Recently revealed documents demonstrate that the Charles Koch Foundation has purchased influence over the hiring and firing of faculty at George Mason University. These came out due to a Freedom of Information Act lawsuit filed by a former student, and detail how in return for millions in donations, the foundation would get two out of five seats on boards overseeing decisions of hiring and firing professors. University President Angel Cabrera, who had previously insisted that "academic freedom is never for sale. Period," now had to shamefacedly admit that the arrangements "fall short of the standards of academic independence I expect any gift to meet."

There is a lot that is noteworthy in this development. But one particularly striking aspect of this pay-to-play academic scheme is how closely it follows the most simplistic Marxist conception of ruling class ideology.

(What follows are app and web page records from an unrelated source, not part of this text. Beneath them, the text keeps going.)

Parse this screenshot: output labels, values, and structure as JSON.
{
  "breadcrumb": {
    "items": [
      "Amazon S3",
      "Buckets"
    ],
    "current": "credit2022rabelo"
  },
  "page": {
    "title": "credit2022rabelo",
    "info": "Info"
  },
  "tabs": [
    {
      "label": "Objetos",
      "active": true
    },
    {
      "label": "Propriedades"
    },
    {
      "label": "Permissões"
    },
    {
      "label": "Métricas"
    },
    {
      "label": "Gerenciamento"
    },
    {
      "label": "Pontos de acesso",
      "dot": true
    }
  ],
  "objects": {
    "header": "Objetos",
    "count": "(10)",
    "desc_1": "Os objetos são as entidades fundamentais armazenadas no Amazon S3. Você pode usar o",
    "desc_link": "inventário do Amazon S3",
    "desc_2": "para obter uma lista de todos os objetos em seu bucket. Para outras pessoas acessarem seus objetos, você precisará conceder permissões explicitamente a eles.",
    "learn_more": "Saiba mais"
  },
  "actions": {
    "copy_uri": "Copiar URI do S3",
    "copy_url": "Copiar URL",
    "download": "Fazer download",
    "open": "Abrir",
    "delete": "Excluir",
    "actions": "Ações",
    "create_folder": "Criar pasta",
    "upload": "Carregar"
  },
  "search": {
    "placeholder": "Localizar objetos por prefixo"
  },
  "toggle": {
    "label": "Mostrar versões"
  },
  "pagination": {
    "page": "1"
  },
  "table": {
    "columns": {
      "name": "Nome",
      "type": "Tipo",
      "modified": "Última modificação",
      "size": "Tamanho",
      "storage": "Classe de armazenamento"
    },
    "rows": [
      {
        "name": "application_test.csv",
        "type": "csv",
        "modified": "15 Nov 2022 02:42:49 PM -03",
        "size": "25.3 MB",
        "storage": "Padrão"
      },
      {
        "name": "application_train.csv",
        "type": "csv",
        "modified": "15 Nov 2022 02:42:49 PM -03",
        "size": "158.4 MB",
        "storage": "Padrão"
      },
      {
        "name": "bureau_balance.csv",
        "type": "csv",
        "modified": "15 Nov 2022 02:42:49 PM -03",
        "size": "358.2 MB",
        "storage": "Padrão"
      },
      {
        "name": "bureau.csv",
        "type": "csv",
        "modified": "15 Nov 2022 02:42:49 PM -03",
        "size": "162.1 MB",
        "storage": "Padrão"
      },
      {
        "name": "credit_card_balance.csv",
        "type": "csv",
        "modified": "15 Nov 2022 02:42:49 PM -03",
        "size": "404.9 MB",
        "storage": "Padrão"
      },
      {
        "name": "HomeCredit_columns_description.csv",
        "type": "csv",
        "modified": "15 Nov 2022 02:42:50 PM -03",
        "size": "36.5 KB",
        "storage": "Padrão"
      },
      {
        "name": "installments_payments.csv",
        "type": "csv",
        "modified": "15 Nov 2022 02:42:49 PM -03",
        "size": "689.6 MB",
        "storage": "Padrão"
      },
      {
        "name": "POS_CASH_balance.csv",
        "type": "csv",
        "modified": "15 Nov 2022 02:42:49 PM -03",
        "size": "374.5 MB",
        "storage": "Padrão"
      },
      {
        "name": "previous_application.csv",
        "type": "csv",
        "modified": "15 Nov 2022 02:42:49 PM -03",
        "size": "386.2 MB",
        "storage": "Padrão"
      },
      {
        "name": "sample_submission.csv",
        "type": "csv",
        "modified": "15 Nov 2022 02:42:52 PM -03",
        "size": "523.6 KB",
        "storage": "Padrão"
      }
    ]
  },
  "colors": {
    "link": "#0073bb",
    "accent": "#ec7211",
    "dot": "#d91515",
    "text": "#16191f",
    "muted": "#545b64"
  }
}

In The German Ideology, Marx outlined the concept of "base and superstructure" to explain how people came by their views. In brief, he argued that all culture (the superstructure) was produced and shaped by economic structure of society (the base), and served the purpose of legitimizing the social relations of that structure. Whenever a new dominant class arises — the bourgeois of the French Revolution who overturned the previous monarchy, for instance — they create a new dominant ideology to explain and justify their control over the new economic structure.

There are some immediate problems with this idea, especially in its strong form. For one, it would seem to rule out the possibility of Marx himself — or anyone for that matter — being able to articulate any ideas through logic and argument. If all culture is simply popped out as a result of whatever is happening with the economic system, then any sort of reason-based appeal is ruled out by definition. (Marx did later develop some less dogmatic thoughts on this idea, and the Italian Marxian thinker Antonio Gramsci would later outline a much more sophisticated and convincing perspective on the ideology question while he was locked up in a fascist prison.)

Nevertheless, there is certainly something to the idea that economic dominance has an effect on political ideology. Weak formulations of it — that, say, politicians are inordinately influenced by their donors — have been demonstrated with empirical research. But nowhere is the Marxist picture of ideology more clearly expressed than by the actions of the Koch brothers.

The Kochs, after all, aren't just spending money on lobbying to get legal loopholes narrowly beneficial to themselves. They are pushing hardcore libertarianism, a whole framework of political economy which (not coincidentally) says it is just fine and dandy for one person to own limitless piles of wealth — and to subject that wealth to steep taxation would be a gross miscarriage of justice. It's not enough for them to simply possess that wealth and exploit the power thus gained to accumulate even more — no, they've got to convince everyone that they are morally entitled to do it. As Thomas Frank once wrote, "Libertarianism is a politics born to be subsidized."

The irony that Charles Koch was pulling this operation behind closed doors at a public university is not remotely a coincidence. Libertarianism presents itself as being the most hardcore pro-freedom political doctrine, which might lead one to expect such political influence operations to be conducted in the open, so they might be subject to rational debate, and with a private entity. That Koch didn't create his own private school, and instead piggybacked on the academic legitimacy of a state-created institution while secretly bribing school authorities to gain influence over the faculty, just reveals the game here. (This isn't the first time he has done so, either. A similar operation was discovered at Florida State University in 2014, and it's a safe bet there are at least a few more among the 240 schools that got Charles Koch donations in 2016.)

What libertarianism often amounts to in practice — particularly in its most curdled, purchased-by-Charles Koch form — is the extensive and cynical use of state power to protect the money, status, and prerogatives of the ultra-rich. (That's presumably extra important for someone with an inherited business heavily based on oil, a naturally occurring substance which he did nothing personally to create or even find.) Therefore, one major objective is to put property "beyond the reach of democracy," which is why one of Koch's major heroes, Friedrich von Hayek, supported the brutal Chilean dictator Augusto Pinochet. Better a capitalist autocrat than a socialist democrat.

Again, the strong form of Marx's argument about ideology is certainly not true, and likewise neither is the modern state entirely a "committee for managing the common affairs" of the business class, even if it may do a great deal for them. But that doesn't change the fact that the Koch brothers have spent literally hundreds of millions of dollars trying to make it so.